He was also obsessed with pointing his cameras at beautiful women. In 1983, the New York Times's Neil Amdur wrote the following in a piece critiquing college football telecasts: "Andy Sidaris is one of ABC's better football directors. But at the Sugar Bowl, he seemed preoccupied with cheerleaders, in a game that contained dimensions of much more importance. Sideline shots of cheerleaders and majorettes are only worthwhile if they are spontaneous and fit into a larger picture; Sidaris made them boring and finally offensive."
Sidaris never apologized for his wandering eye. A 1976 documentary called Seconds to Play—available on YouTube in two parts—offers a fascinating behind-the-scenes look at how ABC cobbled together its weekly college football telecasts. In a clip from that documentary, Sidaris takes credit for bringing the honey shot to the masses, explaining that he's a "dirty old man."
Later, Sidaris details what he will and will not be showing during the UCLA–Ohio State game.
Finally, the director instructs one of his cameramen to get some "front shots of those broads," aka the cheerleaders.
In an interview, Sidaris told Los Angeles magazine, "Once you've seen one huddle you've seen them all. … So you either look at the popcorn, the guys, or the ladies. The choice is clear to me." Sports Illustrated wrote in 1974 that Sidaris "holds strong views about the looks of the girls he has seen around the country." Among those views, as told to the San Diego Union: The "girls [in Buffalo] looked like plant foremen," those in Wisconsin "get their hairdo hints from Field & Stream," and there's a likely "shortage of hairbrushes at Stanford." At Alabama, by contrast, "only your real football fan takes his eyes off the cheerleaders." Also, a geography tip: The "normal cutoff line for beautiful California girls is Bakersfield."

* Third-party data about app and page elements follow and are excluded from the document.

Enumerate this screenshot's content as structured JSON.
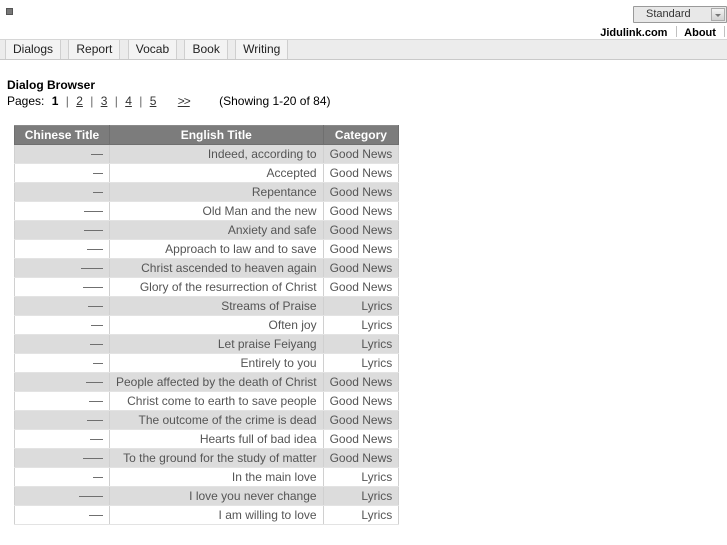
{
  "window": {
    "title": "Dialog Browser"
  },
  "topbar": {
    "broken_image_icon": "broken-image-icon",
    "style_select": {
      "selected": "Standard",
      "options": [
        "Standard"
      ],
      "arrow_icon": "chevron-down-icon"
    },
    "links": [
      {
        "label": "Jidulink.com"
      },
      {
        "label": "About"
      }
    ]
  },
  "tabs": [
    {
      "label": "Dialogs"
    },
    {
      "label": "Report"
    },
    {
      "label": "Vocab"
    },
    {
      "label": "Book"
    },
    {
      "label": "Writing"
    }
  ],
  "page": {
    "heading": "Dialog Browser",
    "pager": {
      "label": "Pages:",
      "current": "1",
      "separator": "|",
      "links": [
        "2",
        "3",
        "4",
        "5"
      ],
      "next": ">>",
      "showing": "(Showing 1-20 of 84)"
    }
  },
  "table": {
    "columns": [
      "Chinese Title",
      "English Title",
      "Category"
    ],
    "rows": [
      {
        "chinese": "—",
        "chinese_width": 12,
        "english": "Indeed, according to",
        "category": "Good News"
      },
      {
        "chinese": "—",
        "chinese_width": 10,
        "english": "Accepted",
        "category": "Good News"
      },
      {
        "chinese": "—",
        "chinese_width": 10,
        "english": "Repentance",
        "category": "Good News"
      },
      {
        "chinese": "—",
        "chinese_width": 19,
        "english": "Old Man and the new",
        "category": "Good News"
      },
      {
        "chinese": "—",
        "chinese_width": 19,
        "english": "Anxiety and safe",
        "category": "Good News"
      },
      {
        "chinese": "—",
        "chinese_width": 16,
        "english": "Approach to law and to save",
        "category": "Good News"
      },
      {
        "chinese": "—",
        "chinese_width": 22,
        "english": "Christ ascended to heaven again",
        "category": "Good News"
      },
      {
        "chinese": "—",
        "chinese_width": 20,
        "english": "Glory of the resurrection of Christ",
        "category": "Good News"
      },
      {
        "chinese": "—",
        "chinese_width": 15,
        "english": "Streams of Praise",
        "category": "Lyrics"
      },
      {
        "chinese": "—",
        "chinese_width": 12,
        "english": "Often joy",
        "category": "Lyrics"
      },
      {
        "chinese": "—",
        "chinese_width": 13,
        "english": "Let praise Feiyang",
        "category": "Lyrics"
      },
      {
        "chinese": "—",
        "chinese_width": 10,
        "english": "Entirely to you",
        "category": "Lyrics"
      },
      {
        "chinese": "—",
        "chinese_width": 17,
        "english": "People affected by the death of Christ",
        "category": "Good News"
      },
      {
        "chinese": "—",
        "chinese_width": 14,
        "english": "Christ come to earth to save people",
        "category": "Good News"
      },
      {
        "chinese": "—",
        "chinese_width": 16,
        "english": "The outcome of the crime is dead",
        "category": "Good News"
      },
      {
        "chinese": "—",
        "chinese_width": 13,
        "english": "Hearts full of bad idea",
        "category": "Good News"
      },
      {
        "chinese": "—",
        "chinese_width": 20,
        "english": "To the ground for the study of matter",
        "category": "Good News"
      },
      {
        "chinese": "—",
        "chinese_width": 10,
        "english": "In the main love",
        "category": "Lyrics"
      },
      {
        "chinese": "—",
        "chinese_width": 24,
        "english": "I love you never change",
        "category": "Lyrics"
      },
      {
        "chinese": "—",
        "chinese_width": 14,
        "english": "I am willing to love",
        "category": "Lyrics"
      }
    ]
  },
  "colors": {
    "header_bg": "#7c7c7c",
    "header_text": "#ffffff",
    "row_odd": "#dcdcdc",
    "row_even": "#ffffff",
    "cell_text": "#555555",
    "tab_bar_bg": "#ececec"
  }
}
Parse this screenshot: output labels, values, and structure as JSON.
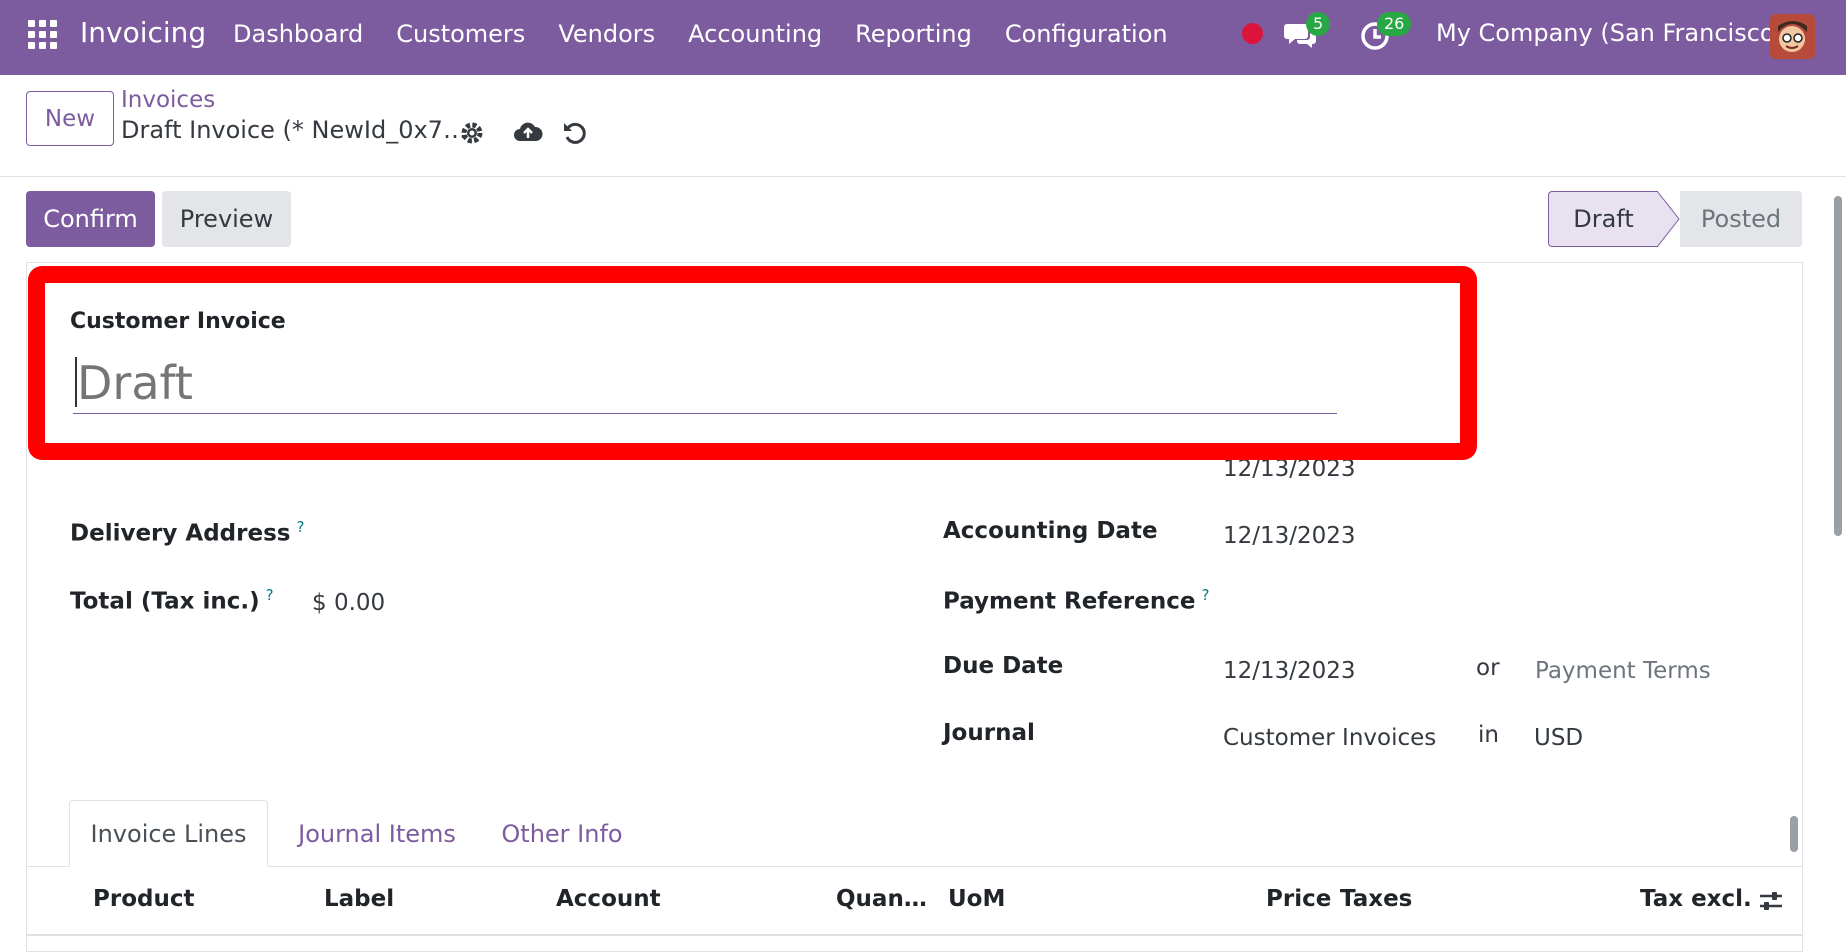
{
  "navbar": {
    "app_name": "Invoicing",
    "menu": [
      "Dashboard",
      "Customers",
      "Vendors",
      "Accounting",
      "Reporting",
      "Configuration"
    ],
    "messages_count": "5",
    "activities_count": "26",
    "company": "My Company (San Francisco)"
  },
  "control_panel": {
    "new_label": "New",
    "breadcrumb_parent": "Invoices",
    "breadcrumb_current": "Draft Invoice (* NewId_0x7…"
  },
  "status_bar": {
    "confirm_label": "Confirm",
    "preview_label": "Preview",
    "stages": [
      "Draft",
      "Posted"
    ],
    "current_stage": "Draft"
  },
  "form": {
    "document_type": "Customer Invoice",
    "name_placeholder": "Draft",
    "fields_left": {
      "delivery_address_label": "Delivery Address",
      "delivery_address_help": "?",
      "total_label": "Total (Tax inc.)",
      "total_help": "?",
      "total_value": "$ 0.00"
    },
    "fields_right": {
      "invoice_date_value": "12/13/2023",
      "accounting_date_label": "Accounting Date",
      "accounting_date_value": "12/13/2023",
      "payment_reference_label": "Payment Reference",
      "payment_reference_help": "?",
      "due_date_label": "Due Date",
      "due_date_value": "12/13/2023",
      "or_text": "or",
      "payment_terms_placeholder": "Payment Terms",
      "journal_label": "Journal",
      "journal_value": "Customer Invoices",
      "in_text": "in",
      "currency_value": "USD"
    }
  },
  "tabs": [
    "Invoice Lines",
    "Journal Items",
    "Other Info"
  ],
  "table_headers": [
    "Product",
    "Label",
    "Account",
    "Quan…",
    "UoM",
    "Price",
    "Taxes",
    "Tax excl."
  ],
  "colors": {
    "brand": "#7c5c9f",
    "highlight": "#ff0000",
    "badge": "#28a745",
    "recording": "#dc143c"
  }
}
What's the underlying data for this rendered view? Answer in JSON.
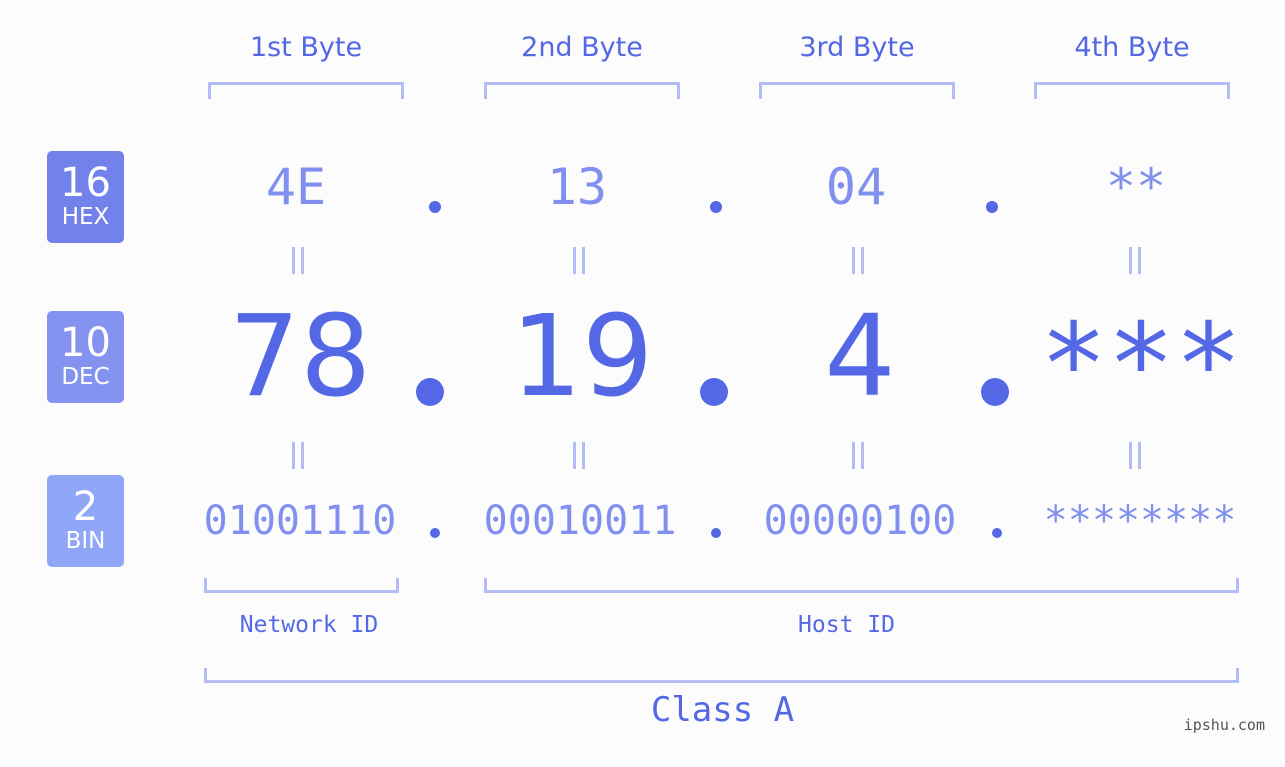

While ESPN apologized for Musburger's lasciviousness in 2013, saying it "went too far," Sidaris's professional-grade leering seems to have gone unremarked upon except on the Sports Illustrated letters page. Point: "We at Stanford feel that a belief in human equality with respect to social, political, and economic rights should be a more highly regarded standard of beauty than a transient pretty smile or other commonly preferred superficial characteristics." Counterpoint: "As frustrated Stanford males, my roommate and I can fully identify with Andy Sidaris's opinion concerning Stanford women. … And please don't send hairbrushes; you wouldn't try to overhaul an automobile engine with only a screwdriver."
Sidaris, who reportedly choreographed the famous football scene in MASH, eventually left sports television and found his true calling: directing B-movies starring buxom centerfolds-turned-actresses. Here's how Joe Bob Briggs described a 1990 entry in Sidaris's oeuvre: "Guns, featuring six Playmates, including three-time 'Breast Actress' winner Dona Speir, flops onto the screen this week with Erik Estrada as the evil South American drug smuggler who is trying to get Dona to Las Vegas, lure her out of her sequined plunging-neckline party dress and execute her in a casino showroom." (If you're in the market for more such gems, you can buy the Girls, Guns, and G-Strings 12 DVD set for $9.98 on AndySidaris.com.)
For the sports television innovator, the action on the field turned out to be expendable. "After three million kickoffs, every game is not the end of the world," the director explained to the Chicago Sun-Times in 1998. The field of play ultimately imposed unwelcome restrictions on Sidaris's hypertrophied id. In a college football game or a World Cup match, scantily clad women can only be the sideshow. In Sidaris's movies, they were the main event, and "the best television director that ever lived" could even get them to disrobe.
Josh Levin is the executive editor of Slate.